Supreme Court’s controversial ruling on mandatory arbitration

The U.S. Supreme Court has ruled that mandatory arbitration agreements for employers are enforceable.

The U.S. Supreme Court recently delivered a highly controversial ruling that pitted employees' rights to file class-action lawsuits against employers' usual preferred method of resolving disputes on a case-by-case basis through mandatory arbitration. As PBS Newshour reports, the top court ruled that employment contracts that include mandatory arbitration clauses and class-action waivers are enforceable. The ruling is largely being seen as a win for employers and a setback for workers' rights.

Mandatory arbitration clauses

The case was essentially meant to resolve a conflict between two federal laws: the Federal Arbitration Act of 1925 and the National Labor Relations Act (NLRA). The NLRA has been interpreted as giving employees the right to pursue class-action claims against an employer, whereas the Arbitration Act has been interpreted as giving employers the right to include mandatory arbitration clauses in employment contracts.

Mandatory arbitration binds the employer and employee to resolving their disputes through arbitration rather than litigation. Often it requires the employee to waive their right to pursue class-action lawsuits and means that disputes can only be resolved individually rather than collectively. Employers tend to favor mandatory arbitration clauses since they tend to be cheaper and faster than litigation.

Split court favors employers

The court ruled 5-4 in favor of employers, thus making employment contracts' mandatory arbitration clauses and waiver of class-action rights enforceable. The decision was controversial, however, with Justice Ruth Ginsberg reading her dissent from the bench-a sign of deep disagreement on the issue.

Justice Ginsberg, as the New York Times reports, pointed out that employers are far more reliant on mandatory arbitration clauses today than in the past. In 1992, just two percent of non-unionized employers asked their workers to sign mandatory arbitration agreements, whereas today that figure has soared to 54 percent. She also warned that by making it difficult for workers to ban together through class-action lawsuits, the court was making it easier for unscrupulous employers to violate those employees' rights.

Justice Neil Gorsuch, on the other hand, wrote for the majority and called such concerns "apocalyptic." He contended that while there may be disagreements about whether mandatory arbitration agreements are good policy, the Federal Arbitration Act clearly makes such agreements legal and enforceable. It is up to Congress, he contended, to change the law if it decides that such agreements are not in the public interest.

Employment law help
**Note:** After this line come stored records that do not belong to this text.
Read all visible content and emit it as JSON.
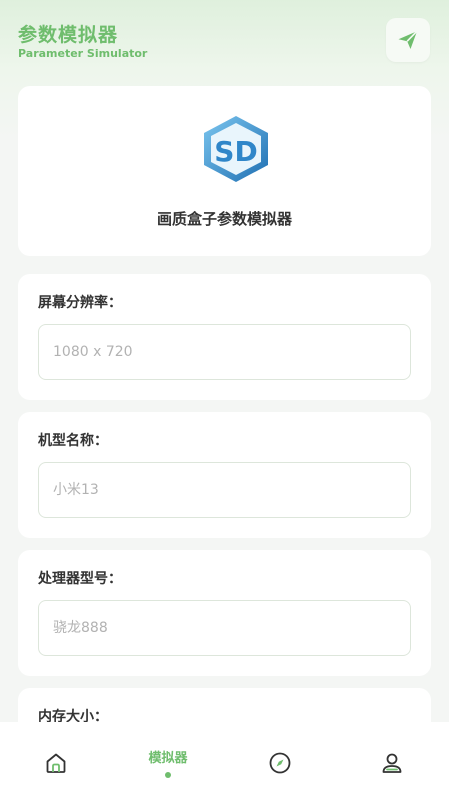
{
  "header": {
    "title": "参数模拟器",
    "subtitle": "Parameter Simulator",
    "send_icon": "send-icon"
  },
  "logo_card": {
    "logo_letters": "SD",
    "caption": "画质盒子参数模拟器"
  },
  "fields": [
    {
      "label": "屏幕分辨率：",
      "placeholder": "1080 x 720",
      "value": ""
    },
    {
      "label": "机型名称：",
      "placeholder": "小米13",
      "value": ""
    },
    {
      "label": "处理器型号：",
      "placeholder": "骁龙888",
      "value": ""
    },
    {
      "label": "内存大小：",
      "placeholder": "",
      "value": ""
    }
  ],
  "bottom_nav": {
    "items": [
      {
        "icon": "home-icon"
      },
      {
        "label": "模拟器",
        "active": true
      },
      {
        "icon": "compass-icon"
      },
      {
        "icon": "user-icon"
      }
    ]
  },
  "colors": {
    "accent": "#6fbd6d",
    "logo_blue": "#2f86c9",
    "text": "#333333",
    "placeholder": "#b2b2b2"
  }
}
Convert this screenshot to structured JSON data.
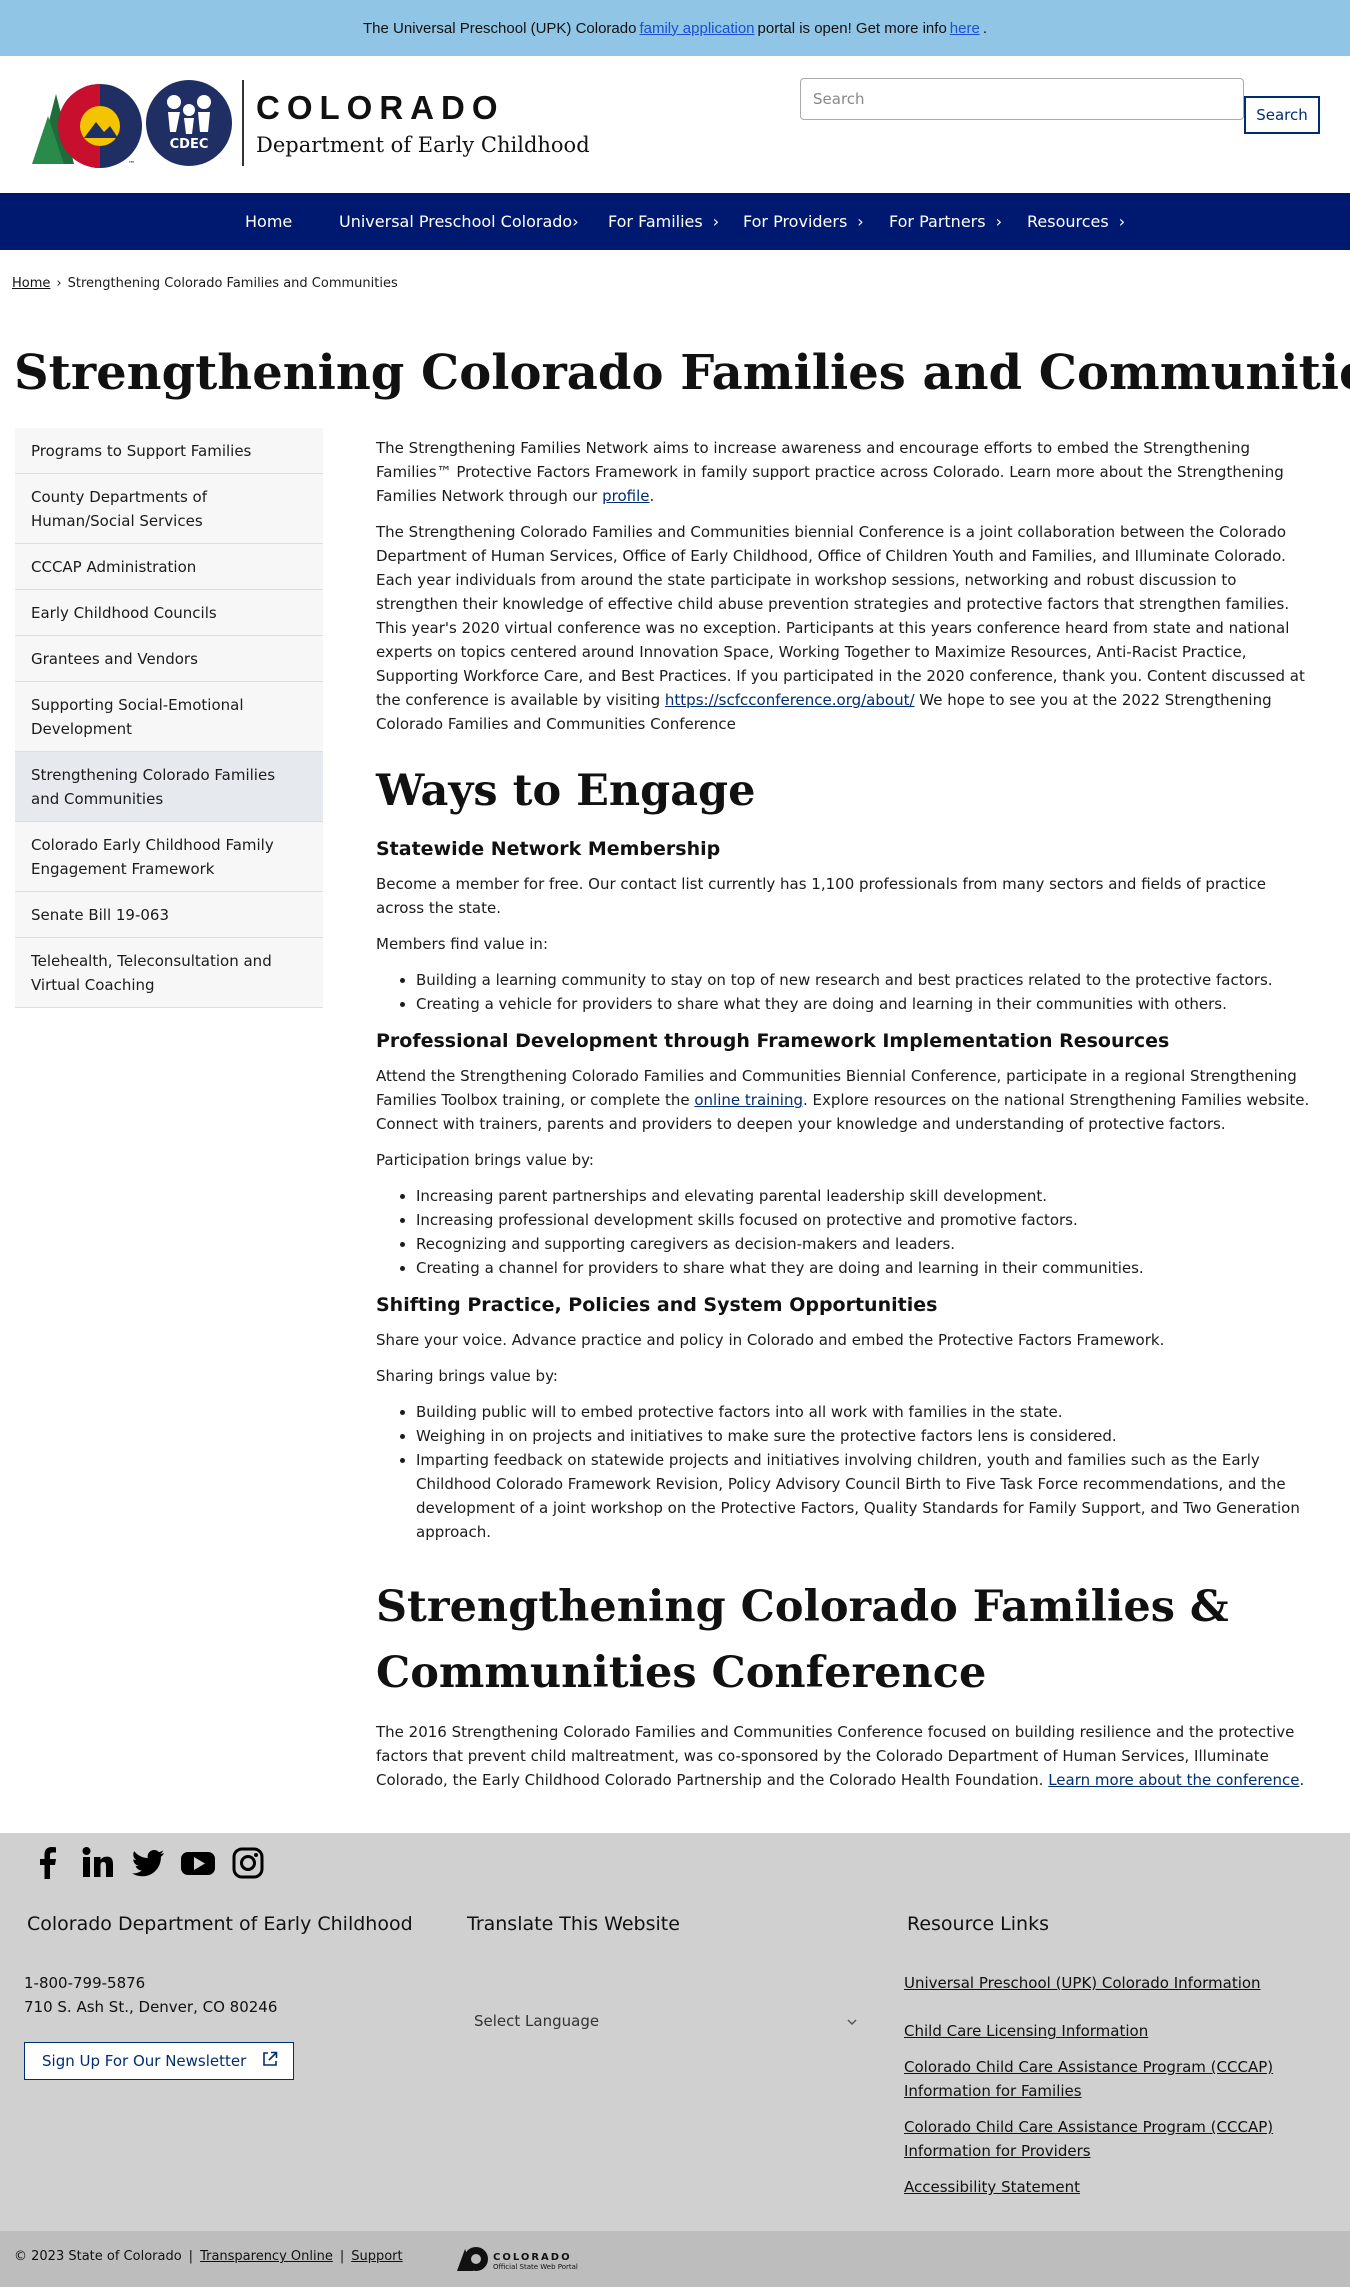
{
  "alert": {
    "text_before": "The Universal Preschool (UPK) Colorado",
    "link1": "family application",
    "text_middle": "portal is open! Get more info",
    "link2": "here",
    "text_end": "."
  },
  "header": {
    "logo_word1": "COLORADO",
    "logo_word2": "Department of Early Childhood",
    "logo_badge": "CDEC",
    "search_placeholder": "Search",
    "search_button": "Search"
  },
  "nav": {
    "items": [
      {
        "label": "Home"
      },
      {
        "label": "Universal Preschool Colorado"
      },
      {
        "label": "For Families"
      },
      {
        "label": "For Providers"
      },
      {
        "label": "For Partners"
      },
      {
        "label": "Resources"
      }
    ],
    "chevron": "›"
  },
  "breadcrumb": {
    "home": "Home",
    "separator": "›",
    "current": "Strengthening Colorado Families and Communities"
  },
  "page_title": "Strengthening Colorado Families and Communities",
  "sidebar": {
    "items": [
      {
        "label": "Programs to Support Families"
      },
      {
        "label": "County Departments of Human/Social Services"
      },
      {
        "label": "CCCAP Administration"
      },
      {
        "label": "Early Childhood Councils"
      },
      {
        "label": "Grantees and Vendors"
      },
      {
        "label": "Supporting Social-Emotional Development"
      },
      {
        "label": "Strengthening Colorado Families and Communities"
      },
      {
        "label": "Colorado Early Childhood Family Engagement Framework"
      },
      {
        "label": "Senate Bill 19-063"
      },
      {
        "label": "Telehealth, Teleconsultation and Virtual Coaching"
      }
    ]
  },
  "main": {
    "intro1_text": "The Strengthening Families Network aims to increase awareness and encourage efforts to embed the Strengthening Families™ Protective Factors Framework in family support practice across Colorado. Learn more about the Strengthening Families Network through our ",
    "intro1_link": "profile",
    "intro1_end": ".",
    "intro2_text": "The Strengthening Colorado Families and Communities biennial Conference is a joint collaboration between the Colorado Department of Human Services, Office of Early Childhood, Office of  Children Youth and Families, and Illuminate Colorado.  Each year individuals from around the state participate in workshop sessions, networking and robust discussion to strengthen their knowledge of effective child abuse prevention strategies and protective factors that strengthen families. This year's 2020 virtual conference was no exception. Participants at this years conference heard from state and national experts on topics centered around Innovation Space, Working Together to Maximize Resources, Anti-Racist Practice, Supporting Workforce Care, and Best Practices. If you participated in the 2020 conference, thank you. Content discussed at the conference is available by visiting ",
    "intro2_link": "https://scfcconference.org/about/",
    "intro2_end": " We hope to see you at the 2022 Strengthening Colorado Families and Communities Conference",
    "ways_heading": "Ways to Engage",
    "s1_heading": "Statewide Network Membership",
    "s1_p1": "Become a member for free. Our contact list currently has 1,100 professionals from many sectors and fields of practice across the state.",
    "s1_p2": "Members find value in:",
    "s1_list": [
      "Building a learning community to stay on top of new research and best practices related to the protective factors.",
      "Creating a vehicle for providers to share what they are doing and learning in their communities with others."
    ],
    "s2_heading": "Professional Development through Framework Implementation Resources",
    "s2_p1_a": "Attend the Strengthening Colorado Families and Communities Biennial Conference, participate in a regional Strengthening Families Toolbox training, or complete the ",
    "s2_p1_link": "online training",
    "s2_p1_b": ". Explore resources on the national Strengthening Families website. Connect with trainers, parents and providers to deepen your knowledge and understanding of protective factors.",
    "s2_p2": "Participation brings value by:",
    "s2_list": [
      "Increasing parent partnerships and elevating parental leadership skill development.",
      "Increasing professional development skills focused on protective and promotive factors.",
      "Recognizing and supporting caregivers as decision-makers and leaders.",
      "Creating a channel for providers to share what they are doing and learning in their communities."
    ],
    "s3_heading": "Shifting Practice, Policies and System Opportunities",
    "s3_p1": "Share your voice. Advance practice and policy in Colorado and embed the Protective Factors Framework.",
    "s3_p2": "Sharing brings value by:",
    "s3_list": [
      "Building public will to embed protective factors into all work with families in the state.",
      "Weighing in on projects and initiatives to make sure the protective factors lens is considered.",
      "Imparting feedback on statewide projects and initiatives involving children, youth and families such as the Early Childhood Colorado Framework Revision, Policy Advisory Council Birth to Five Task Force recommendations, and the development of a joint workshop on the Protective Factors, Quality Standards for Family Support, and Two Generation approach."
    ],
    "conf_heading": "Strengthening Colorado Families & Communities Conference",
    "conf_p_a": "The 2016 Strengthening Colorado Families and Communities Conference focused on building resilience and the protective factors that prevent child maltreatment, was co-sponsored by the Colorado Department of Human Services, Illuminate Colorado, the Early Childhood Colorado Partnership and the Colorado Health Foundation. ",
    "conf_link": "Learn more about the conference",
    "conf_p_end": "."
  },
  "footer": {
    "col1_title": "Colorado Department of Early Childhood",
    "phone": "1-800-799-5876",
    "address": "710 S. Ash St., Denver, CO 80246",
    "newsletter": "Sign Up For Our Newsletter",
    "col2_title": "Translate This Website",
    "language_select": "Select Language",
    "col3_title": "Resource Links",
    "resource_links": [
      "Universal Preschool (UPK) Colorado Information",
      "Child Care Licensing Information",
      "Colorado Child Care Assistance Program (CCCAP) Information for Families",
      "Colorado Child Care Assistance Program (CCCAP) Information for Providers",
      "Accessibility Statement"
    ],
    "social_icons": [
      "facebook-icon",
      "linkedin-icon",
      "twitter-icon",
      "youtube-icon",
      "instagram-icon"
    ]
  },
  "subfooter": {
    "copyright": "© 2023 State of Colorado",
    "sep": "|",
    "transparency": "Transparency Online",
    "support": "Support",
    "portal_word": "COLORADO",
    "portal_sub": "Official State Web Portal"
  },
  "colors": {
    "alert_bg": "#90c5e5",
    "nav_bg": "#001970",
    "link": "#002d72",
    "footer_bg": "#d0d0d0"
  }
}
When disputes between employers and employees arise, they can be stressful and costly for both parties. That is why it is important to reach out to an employment law attorney as soon as possible. An attorney can help clients understand what rights they have under the law and how to go about protecting those rights in the most effective way possible.